Ioannis I hope you don't mind me asking this. Do you work by yourself or as part of a research team (like Eaton & Haas, or Fitch, Layton & Wormstedt) ? Just wondering.You are welcome. My lifeboat launch order is a little different as it is a combination of survivor accounts but also following the list the ship had.
There are projects were I have worked together with other researchers but mainly working myself.Ioannis I hope you don't mind me asking this. Do you work by yourself or as part of a research team (like Eaton & Haas, or Fitch, Layton & Wormstedt) ? Just wondering.
Thank you!I enjoy reading all your research too.

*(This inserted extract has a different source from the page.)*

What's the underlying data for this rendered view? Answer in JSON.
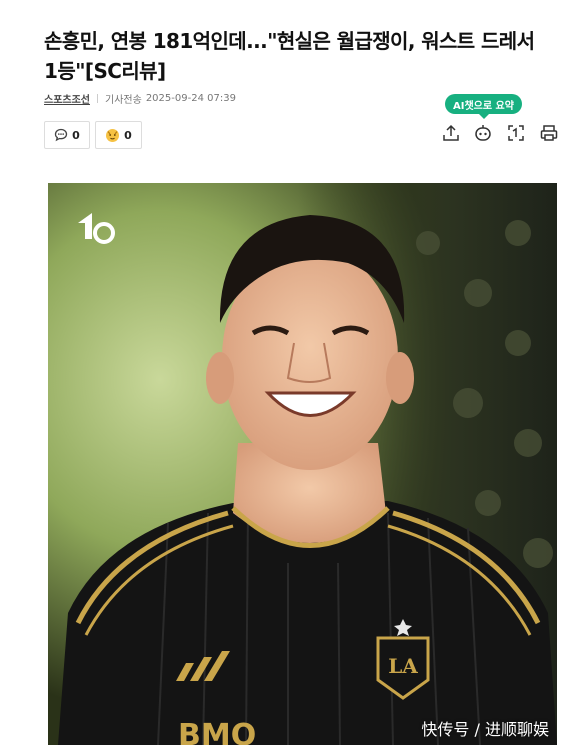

Learned a lot from it
How do you know that wheelhouse was in darkness? Where was the QM, who was responsible for striking ship's bells every half hour, stationed that night? If the chart room's light was on, then why would Lord have to ask Gibson what time it was when he came down to the chart room to report that the steamer had gone out of sight?The wheelhouse was in darkness and unused, and during daylight the officers on the Californian used the chart room clock, as there was no clock on the flying bridge, by looking down through the skylight/glazed roof of part of the chart room. Gibson would have known the chart room had a clock, and it does not make sense to me that he made a detour to the unused wheelhouse first to check the time, when he would have known the chart room clock was in view for him to see as he entered the chart room where Captain Lord was on the short settee resting, and with the chart room electric lights on. Given the very confusing evidence of The Californian Officers and Gibson, the "2.05am by the wheel house clock" sticks out, at least to me, and I can't just get my head round it! (I personally think Gibson meant to say at the British Inquiry "2.05am by the chart room clock" which would make perfect sense to me!)
Two points:he [Rowe] would either set his personal time piece back 24 minutes at 10 pm when he went on duty at 10 pm or wait until he heard the time bells from the bridge indicating a ship time.

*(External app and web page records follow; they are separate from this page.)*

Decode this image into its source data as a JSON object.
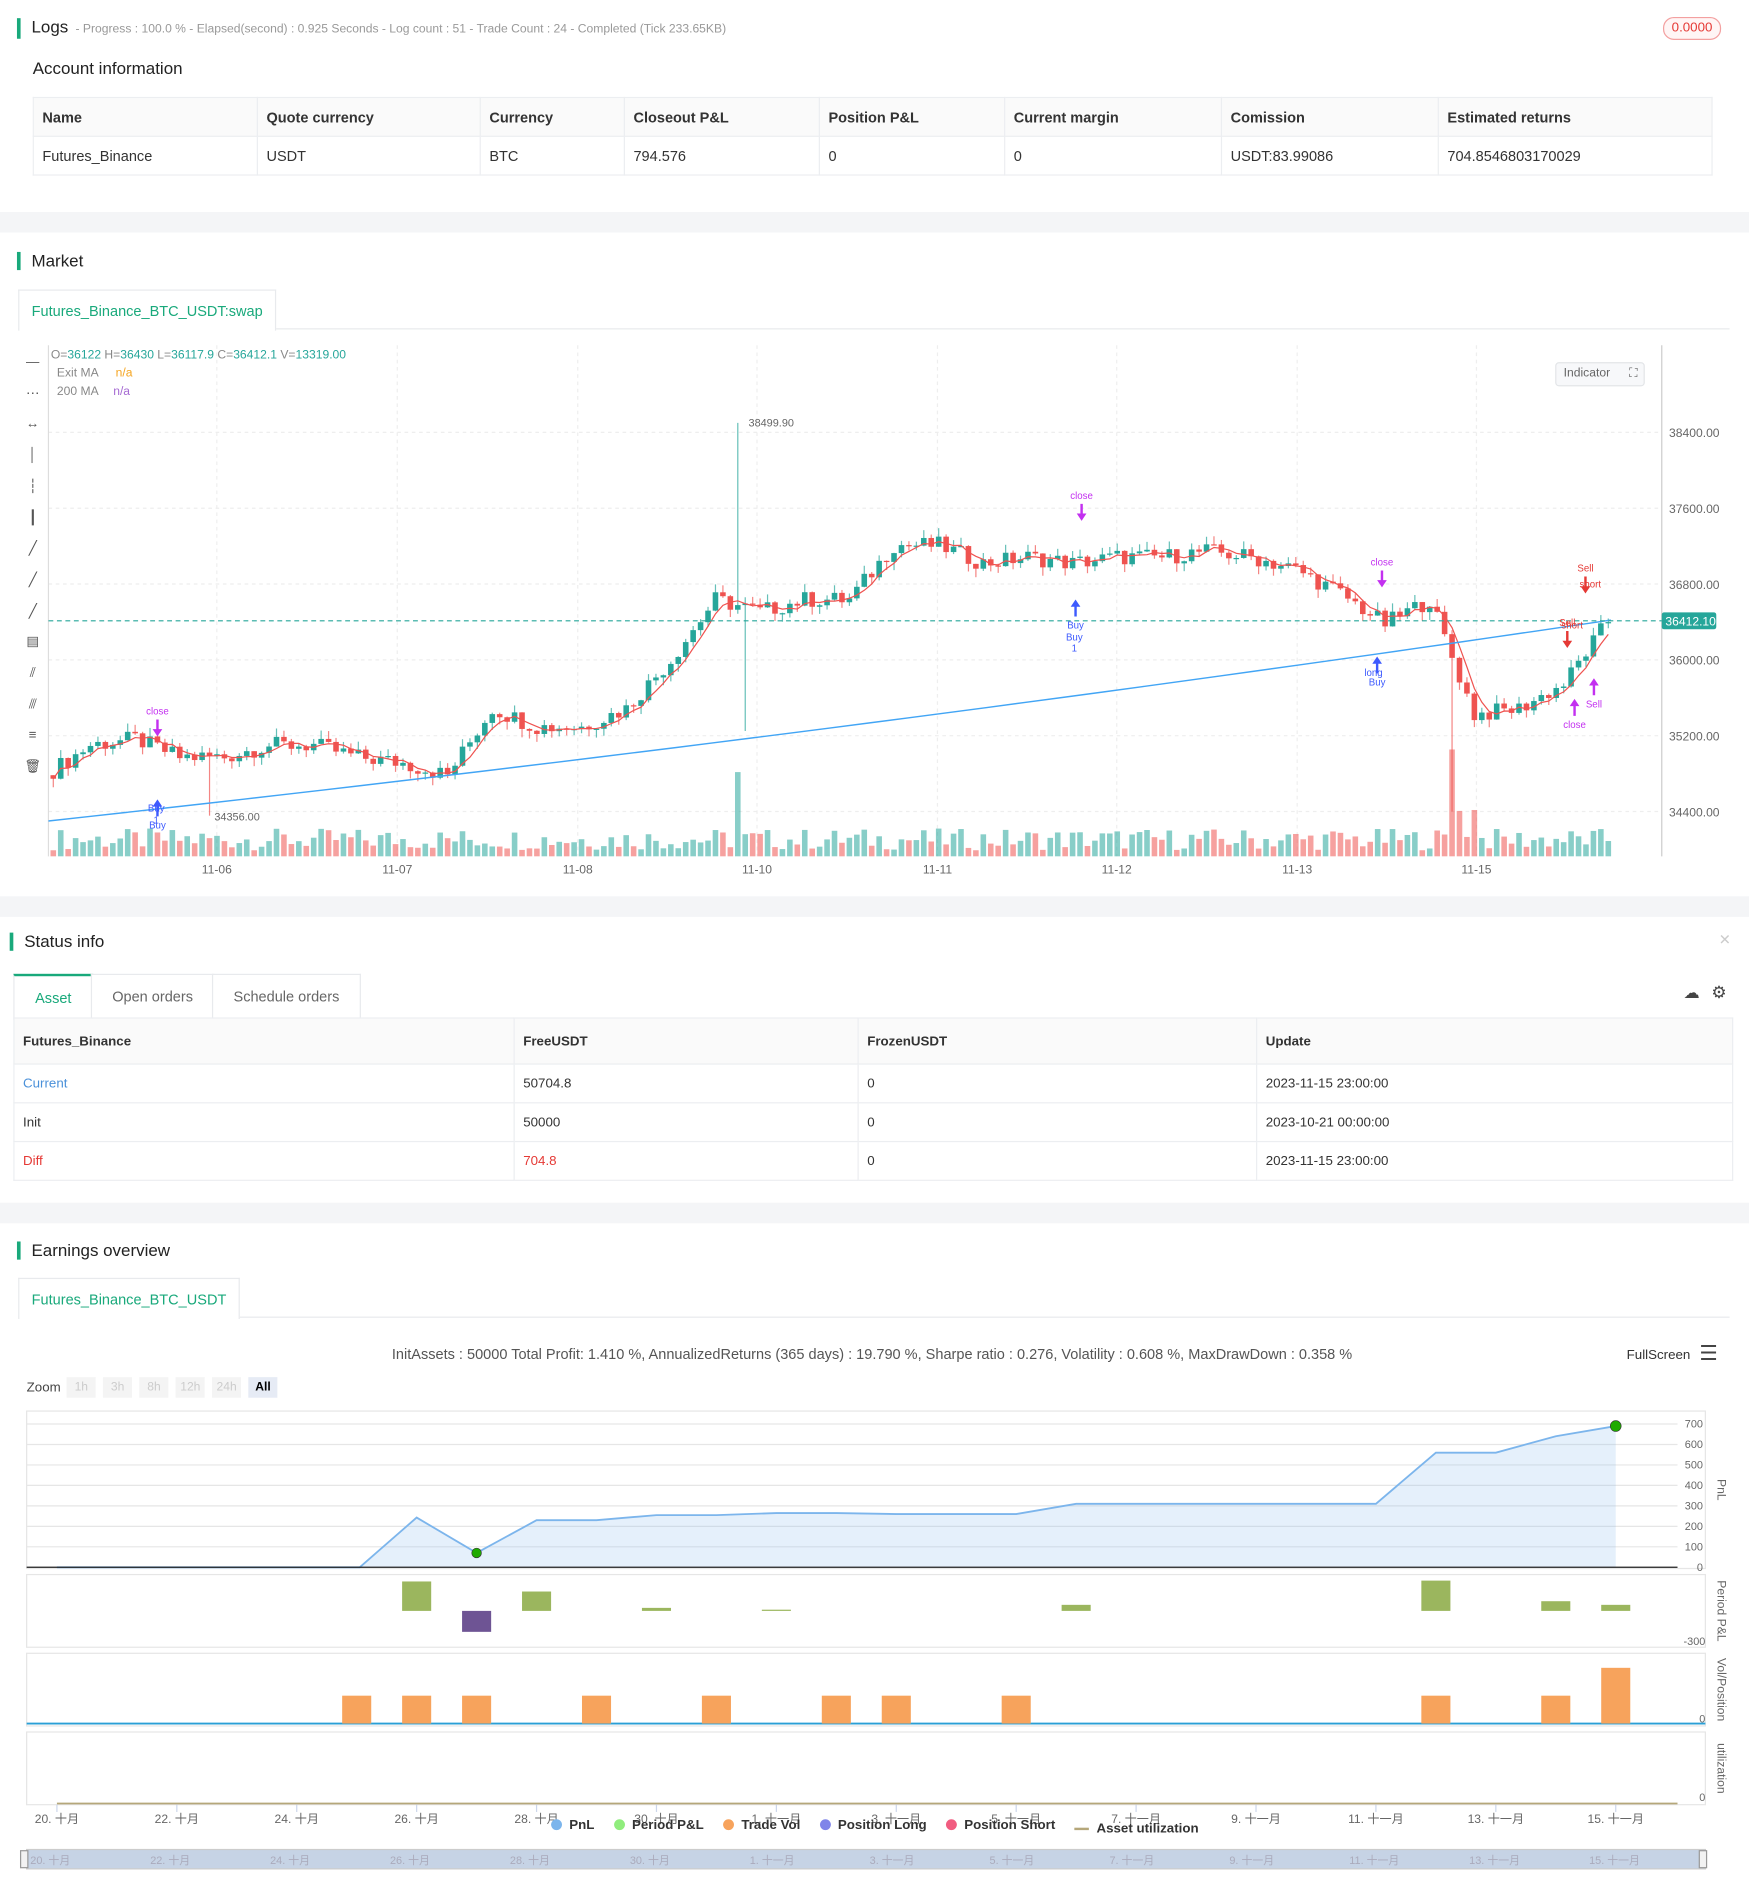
{
  "logs": {
    "title": "Logs",
    "summary": "- Progress : 100.0 % - Elapsed(second) : 0.925  Seconds - Log count : 51 - Trade Count : 24 - Completed (Tick 233.65KB)",
    "badge": "0.0000"
  },
  "account": {
    "title": "Account information",
    "headers": [
      "Name",
      "Quote currency",
      "Currency",
      "Closeout P&L",
      "Position P&L",
      "Current margin",
      "Comission",
      "Estimated returns"
    ],
    "row": [
      "Futures_Binance",
      "USDT",
      "BTC",
      "794.576",
      "0",
      "0",
      "USDT:83.99086",
      "704.8546803170029"
    ]
  },
  "market": {
    "title": "Market",
    "tab": "Futures_Binance_BTC_USDT:swap",
    "ohlc": {
      "o_label": "O=",
      "o": "36122",
      "h_label": "H=",
      "h": "36430",
      "l_label": "L=",
      "l": "36117.9",
      "c_label": "C=",
      "c": "36412.1",
      "v_label": "V=",
      "v": "13319.00"
    },
    "legend": [
      {
        "name": "Exit MA",
        "value": "n/a",
        "color": "#f5a623"
      },
      {
        "name": "200 MA",
        "value": "n/a",
        "color": "#a66bd3"
      }
    ],
    "indicator_button": "Indicator",
    "last_price": "36412.10",
    "max_label": "38499.90",
    "min_label": "34356.00",
    "markers": [
      "Buy",
      "long",
      "1",
      "close",
      "short",
      "Sell"
    ]
  },
  "chart_data": {
    "type": "candlestick",
    "title": "Futures_Binance_BTC_USDT:swap",
    "x_ticks": [
      "11-06",
      "11-07",
      "11-08",
      "11-10",
      "11-11",
      "11-12",
      "11-13",
      "11-15"
    ],
    "y_ticks": [
      34400,
      35200,
      36000,
      36800,
      37600,
      38400
    ],
    "ylim": [
      34000,
      38900
    ],
    "closes_6h": [
      34783,
      35100,
      35167,
      34975,
      34975,
      35100,
      35100,
      34975,
      34911,
      34783,
      35486,
      35294,
      35294,
      35486,
      35997,
      36636,
      36509,
      36636,
      36636,
      37211,
      37211,
      37020,
      37084,
      37020,
      37084,
      37084,
      37148,
      37084,
      36956,
      36700,
      36381,
      36636,
      35422,
      35486,
      35742,
      36412
    ],
    "ma200_start": 34300,
    "ma200_end": 36420,
    "series": [
      {
        "name": "Exit MA",
        "color": "#ef5350"
      },
      {
        "name": "200 MA",
        "color": "#42a5f5"
      }
    ],
    "colors": {
      "up": "#26a69a",
      "down": "#ef5350"
    }
  },
  "status": {
    "title": "Status info",
    "tabs": [
      "Asset",
      "Open orders",
      "Schedule orders"
    ],
    "headers": [
      "Futures_Binance",
      "FreeUSDT",
      "FrozenUSDT",
      "Update"
    ],
    "rows": [
      [
        "Current",
        "50704.8",
        "0",
        "2023-11-15 23:00:00"
      ],
      [
        "Init",
        "50000",
        "0",
        "2023-10-21 00:00:00"
      ],
      [
        "Diff",
        "704.8",
        "0",
        "2023-11-15 23:00:00"
      ]
    ]
  },
  "earnings": {
    "title": "Earnings overview",
    "tab": "Futures_Binance_BTC_USDT",
    "summary": "InitAssets : 50000 Total Profit: 1.410 %, AnnualizedReturns (365 days) : 19.790 %, Sharpe ratio : 0.276, Volatility : 0.608 %, MaxDrawDown : 0.358 %",
    "fullscreen": "FullScreen",
    "zoom_label": "Zoom",
    "zoom_options": [
      "1h",
      "3h",
      "8h",
      "12h",
      "24h",
      "All"
    ],
    "axis_titles": [
      "PnL",
      "Period P&L",
      "Vol/Position",
      "utilization"
    ],
    "pnl_ticks": [
      "700",
      "600",
      "500",
      "400",
      "300",
      "200",
      "100",
      "0"
    ],
    "period_tick": "-300",
    "vol_tick": "0",
    "util_tick": "0",
    "x_ticks": [
      "20. 十月",
      "22. 十月",
      "24. 十月",
      "26. 十月",
      "28. 十月",
      "30. 十月",
      "1. 十一月",
      "3. 十一月",
      "5. 十一月",
      "7. 十一月",
      "9. 十一月",
      "11. 十一月",
      "13. 十一月",
      "15. 十一月"
    ],
    "legend": [
      {
        "name": "PnL",
        "color": "#7cb5ec"
      },
      {
        "name": "Period P&L",
        "color": "#90ed7d"
      },
      {
        "name": "Trade Vol",
        "color": "#f7a35c"
      },
      {
        "name": "Position Long",
        "color": "#8085e9"
      },
      {
        "name": "Position Short",
        "color": "#f15c80"
      },
      {
        "name": "Asset utilization",
        "color": "#b5a77a"
      }
    ]
  },
  "earnings_chart": {
    "type": "line",
    "pnl": {
      "days": [
        0,
        1,
        2,
        3,
        4,
        5,
        5.05,
        6,
        7,
        8,
        9,
        10,
        11,
        12,
        13,
        14,
        15,
        16,
        17,
        18,
        19,
        20,
        21,
        22,
        23,
        24,
        25,
        26
      ],
      "values": [
        0,
        0,
        0,
        0,
        0,
        0,
        0,
        243,
        70,
        230,
        230,
        255,
        255,
        265,
        265,
        260,
        260,
        260,
        310,
        310,
        310,
        310,
        310,
        310,
        560,
        560,
        640,
        690
      ]
    },
    "period": {
      "days": [
        6,
        7,
        8,
        10,
        12,
        17,
        23,
        25,
        26
      ],
      "values": [
        243,
        -173,
        160,
        25,
        10,
        50,
        250,
        80,
        50
      ]
    },
    "vol": {
      "days": [
        5,
        6,
        7,
        9,
        11,
        13,
        14,
        16,
        23,
        25,
        26
      ],
      "values": [
        1,
        1,
        1,
        1,
        1,
        1,
        1,
        1,
        1,
        1,
        2
      ]
    }
  }
}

Rowe went on duty at 8 pm and was on duty at 10 pm. He read the Log at 10 pm and passed the reading to QM Hichens who noted it in the book then relieved QM Olliver at the wheel. The time of that reading had to be 2 hours after 8 pm.Two points:
1. Rowe went on duty at 8pm, not 10. His time out on the poop was to have been 4h 23m that night because of the clock change.

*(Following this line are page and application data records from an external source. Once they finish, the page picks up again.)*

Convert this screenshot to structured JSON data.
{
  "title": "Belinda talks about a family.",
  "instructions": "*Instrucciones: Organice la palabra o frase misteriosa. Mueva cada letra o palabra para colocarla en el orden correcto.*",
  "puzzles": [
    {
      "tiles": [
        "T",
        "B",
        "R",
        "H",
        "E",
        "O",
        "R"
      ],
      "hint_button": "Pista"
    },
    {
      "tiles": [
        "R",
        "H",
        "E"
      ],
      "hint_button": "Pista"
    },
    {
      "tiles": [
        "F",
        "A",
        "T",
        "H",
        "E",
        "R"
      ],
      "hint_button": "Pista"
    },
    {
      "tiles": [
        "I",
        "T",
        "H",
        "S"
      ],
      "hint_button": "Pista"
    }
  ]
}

(Speaking of time change, those doing shift work in most of the the States this coming Saturday/Sunday night put in an extra hour as clocks go back at 2am.)
2. Hearing time bells from the poop would probably be quite difficult that particular night with steam blowing off from the safeties after she came to a stop.
Hi Sam,How do you know that wheelhouse was in darkness? Where was the QM, who was responsible for striking ship's bells every half hour, stationed that night? If the chart room's light was on, then why would Lord have to ask Gibson what time it was when he came down to the chart room to report that the steamer had gone out of sight?
Hi Jim,Hello Julian. a little but-in.
The overhead skylight would be covered at night. This would be essential to ensure the night vision of the Officer on Watch.
There would have been an overhead light in the chart room but this would never be lit at sea except in an emergency. However, there would be a shielded light over the chart table on which would be spread the then current chart in use (North Atlantic - Western Sheet). The chatroom clock was usually on the bulkhead above the chart table/ When Gibson arrived to report to Lord, the latter was probably semi-comatose on the short chart room settee. he would be in almost complete darkness. The normal response to being awakened from a deep sleep when you can't see the time is to check if you are being called at the proper time. I don't see anything mysterious about Lord's response... in fact it was very, very normal given the situation.
Unless you can find some hard evidence to the contrary, the best we have is Gibson's statement to the wreck commission that the time was 2:05am by the wheelhouse clock when he was sent down to Lord. All other times given were approximate. Furthermore, there is zero mention of anyone else being on the upper bridge except for Stone and Gibson that night. When Lord talked of the wheelhouse not being used he meant that the ship was conned and steered from from the upper bridge when underway. The wheel in the wheelhouse was not used.My point, which appears to have been lost, is that the exactitude of Gibson's "2.05am by the wheel house clock" in the 2 papers I referenced, ought to be reconsidered.
I think that is rather stretching the evidence! Captain Lord stated the wheelhouse was unused. On a common sense approach, and interpretation, it wasn't used. Full stop.The wheel in the wheelhouse was not used